Brewed: 6/14/2015
Secondary: skipped
Bottle: 7/10/2015 w/ 3.0 oz. table sugar

OG: 1.036
FG: 1.002

Tasting Notes: This beer is straight drinking pleasure. 

Tuesday, June 9, 2015

Brewvet 2015: My Submission

So here it is, in all its masterful glory: my Brewvet summary for 2015. I covered 233.8 miles in eight rides, which is not too shabby, if I do say so myself. I hit a little bit of everything: a couple of breweries, a brewpub, a homebrew club meetings, a grocery store, and even managed to fit in a couple of your old fashioned hanging out on the lawn drinking beers after a bike ride. Well, really only one of those, as one was actually inside, and the other one got rained out. But the real winner—besides me for all the beer I got to drink along the way—is craft beer. And John Roche. Plus bicycling as well. Or even everyone’s fitness. So a lot of winners. And for those of you that may have missed any of the various rides along the way, here are quick, easy links to my eight different rides:

Brewvet 1: Yellow Springs Goat’s Eye IPA
Brewvet 2: Founders All Day IPA
Brewvet 3: Hoppy Brett Beer
Brewvet 4: Fifth Street Herbivore No. 2
Brewvet 5: DRAFT Homebrew Meeting
Brewvet 6: Warped Wing Tres Carnales
Brewvet 7: Blank Slate Movin’ On
Brewvet 8: Boulevard Radler

Probably my favorite part of this year’s Brewvet were the longer rides—I used the Brewvet as a chance to get out on some of the local bike trails I haven’t recently ridden. While the first couple of longer rides certainly hurt, the last one in particular was much easier. And those primed me for the 100+ mile I managed to complete a couple days ago, the first one that long in over twenty years. So thanks again to John Roche for combining beer and bicycling. It does make for good outdoor fun. Oh, and in the off chance that it is not self-evident, I “borrowed” the Brewvet graphic above from portajohn. Hope to see all of you out there next May for Brewvet 2016. 

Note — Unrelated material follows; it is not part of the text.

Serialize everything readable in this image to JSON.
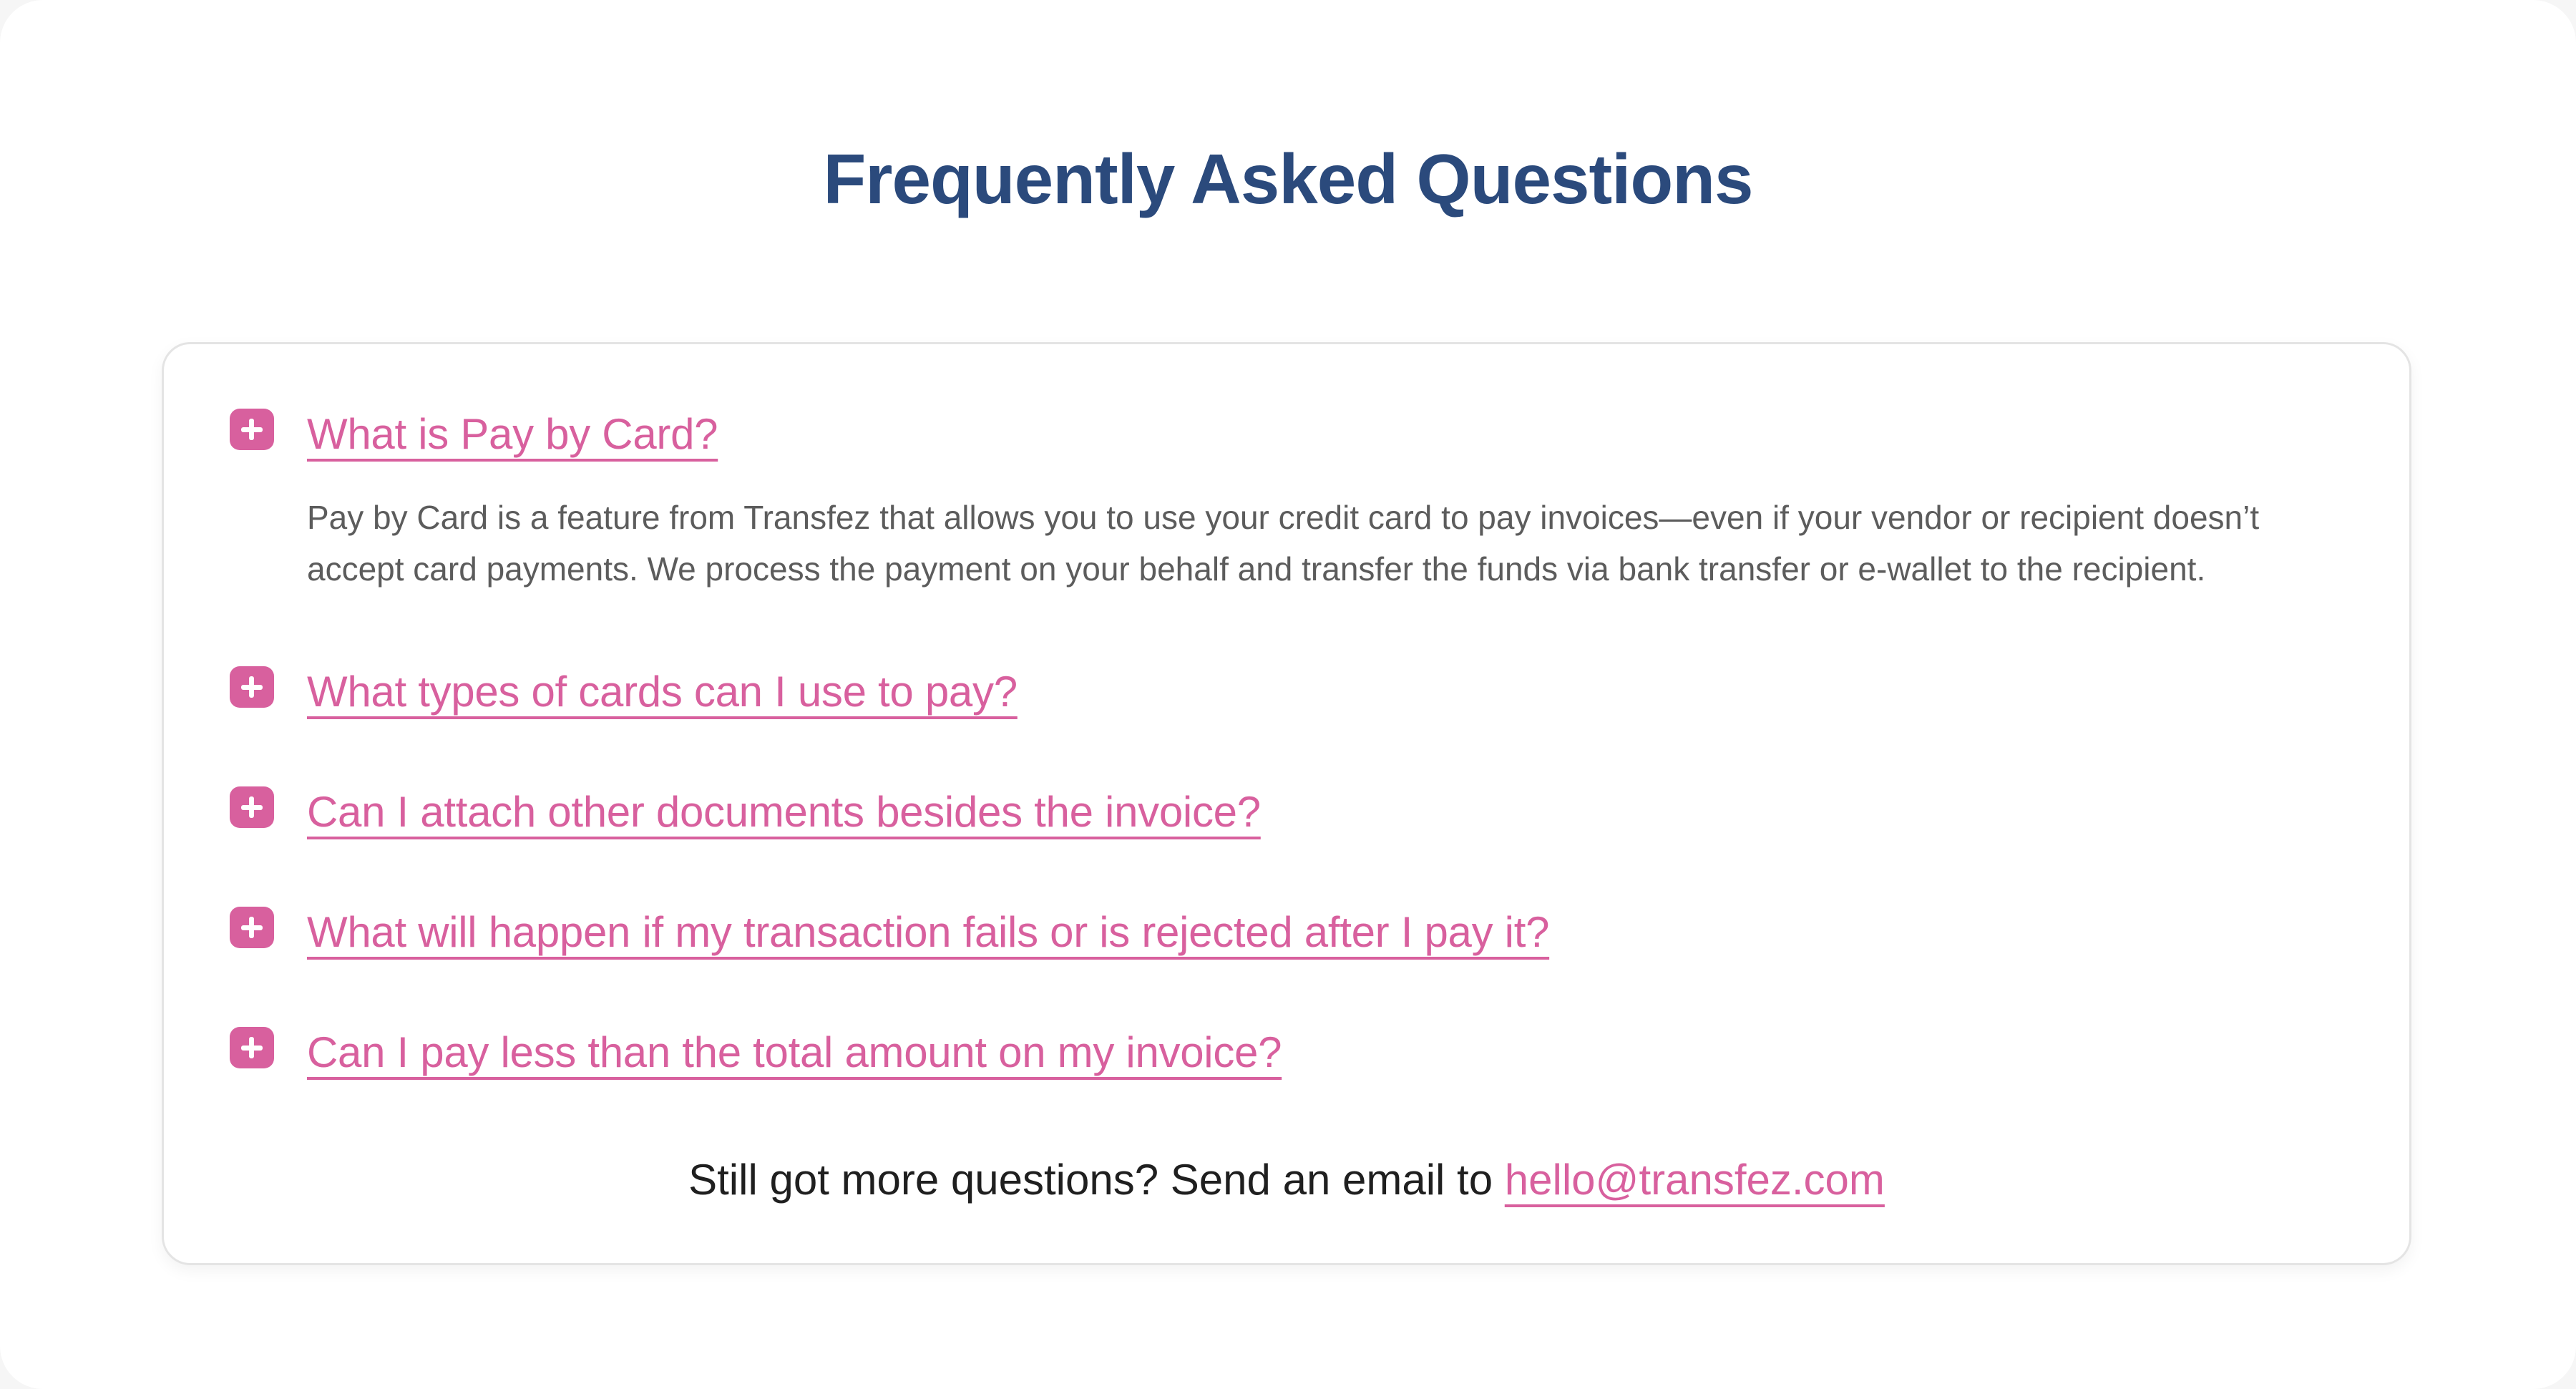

Sunday, June 7, 2015

Land-Grant Brewing Company

One of the fun perks of traveling for bicycle racing is visiting the new craft breweries that are springing up everywhere. Today we headed to Columbus for the Tour of Franklinton Criterium. And as luck would have it for me, Land-Grant Brewing Company was right on the course. So while Elli got all her bike gear together and warmed up, I went to the brewery, ordered a sampler, and headed to the front windows to watch some bike racing and sample some beers. They only had four of the five beers listed available—they were out of Greenskeeper, the session IPA—so the beers left to right in the picture below follow the comments from top to bottom.

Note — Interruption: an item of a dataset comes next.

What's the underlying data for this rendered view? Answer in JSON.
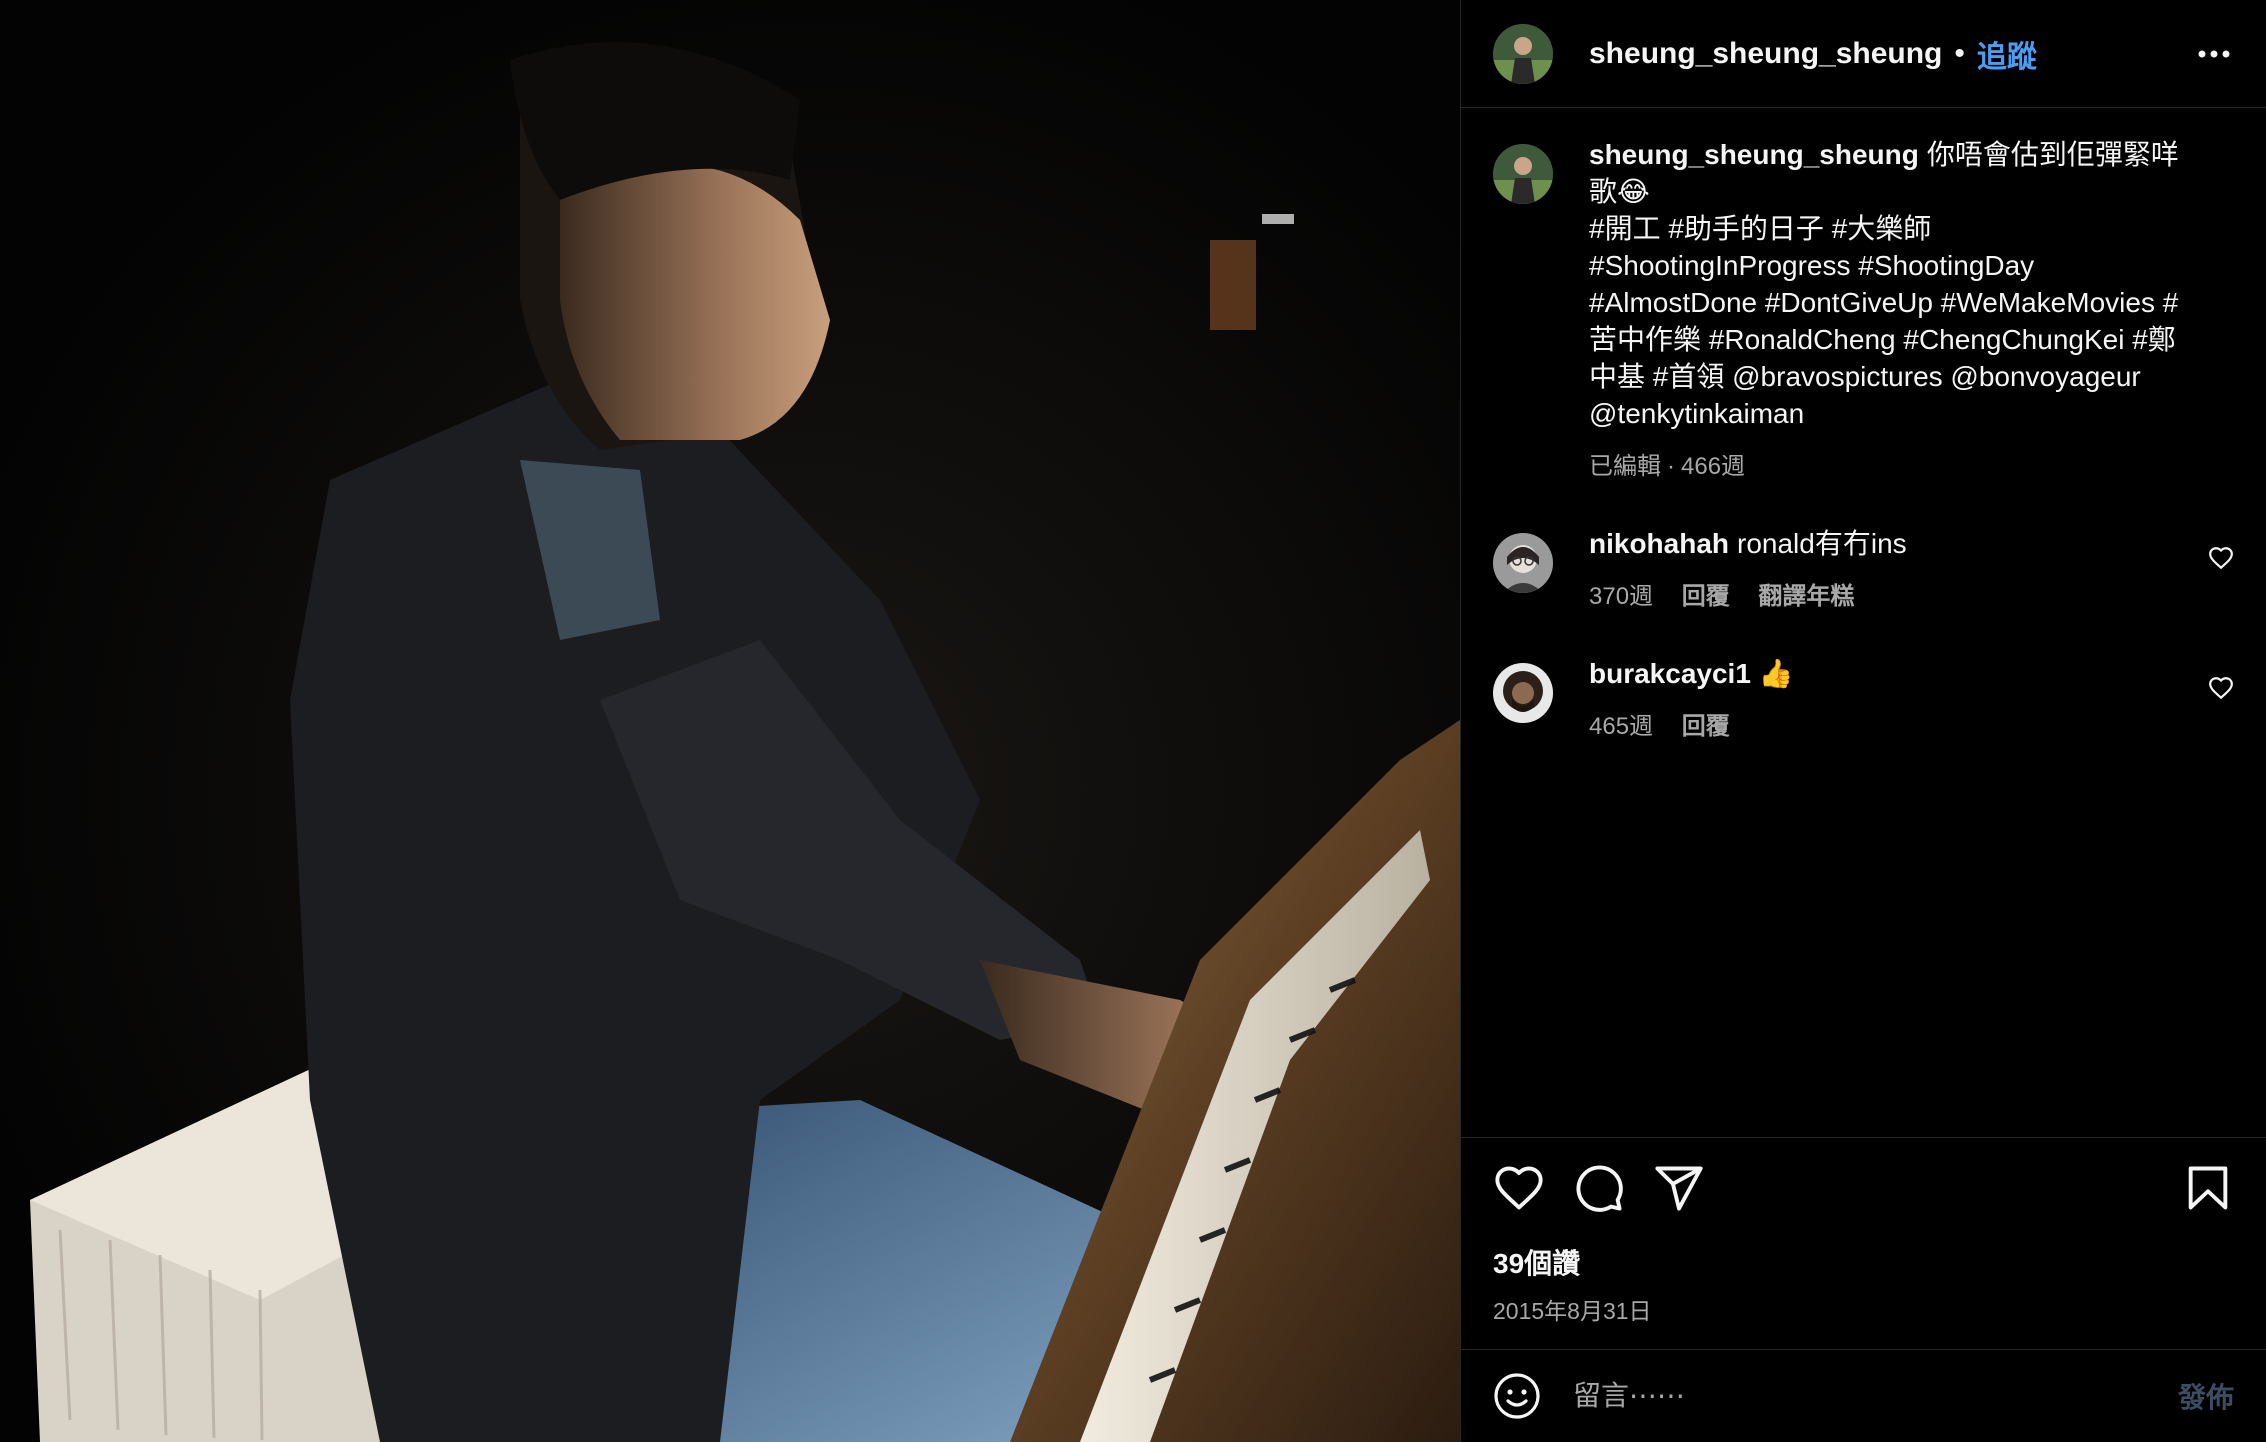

Creamsikölsch: Their dry-hopped American Kölsch infused with orange and vanilla. Nose carries creamsicle, as does initial flavor in the front, followed by graininess and hop bitterness. Good flavors, but a bit uneven across the profile; would be more enjoyable and balanced without the bitterness in the finish, but I am sure it does well as a summer beer. 

1862 Ale: This is their dry-hopped take on a traditional German Kölsch. It has the doughy rounded malt character of a Kölsch; it is clean and bright, with hop flavor and bitterness coming through in the middle, and some lingering grainy bitterness in the finish. Overall, a nice American interpretation of a German classic.

Son of a Mudder: Described as “a drinkable and balanced American brown ale.” Chocolate and caramel in the nose with a slight creaminess, with a medium body and mouthfeel, followed by cocoa and chocolate flavors. Bitterness comes in in the middle to final third. Balanced and clean overall, although it could use a touch more body. Very drinkable, though. 

Stiff-Arm IPA: A West Coast IPA interpretation with orange, orange pith, and pine resin hop aromatics in the nose. Orange citrus and slight candy malt in the front, followed by a clean, pleasant bitterness in the middle. Citrus and pine lead into the finish, with some lingering resin bitterness. Well-balancednot as extreme or punchy or aggressive as many West Coast IPA interpretations, which is meant as a compliment. 

Stiff-Arm was my favorite of their offerings, although the 1862 Ale was a close second. As a whole, all of their beers were clean and well-made, And it appears that cans are soon to be released, so I’ll be certain to keep my eye out for those. Especially since I’ll be spending a fair amount of time in Columbus in July!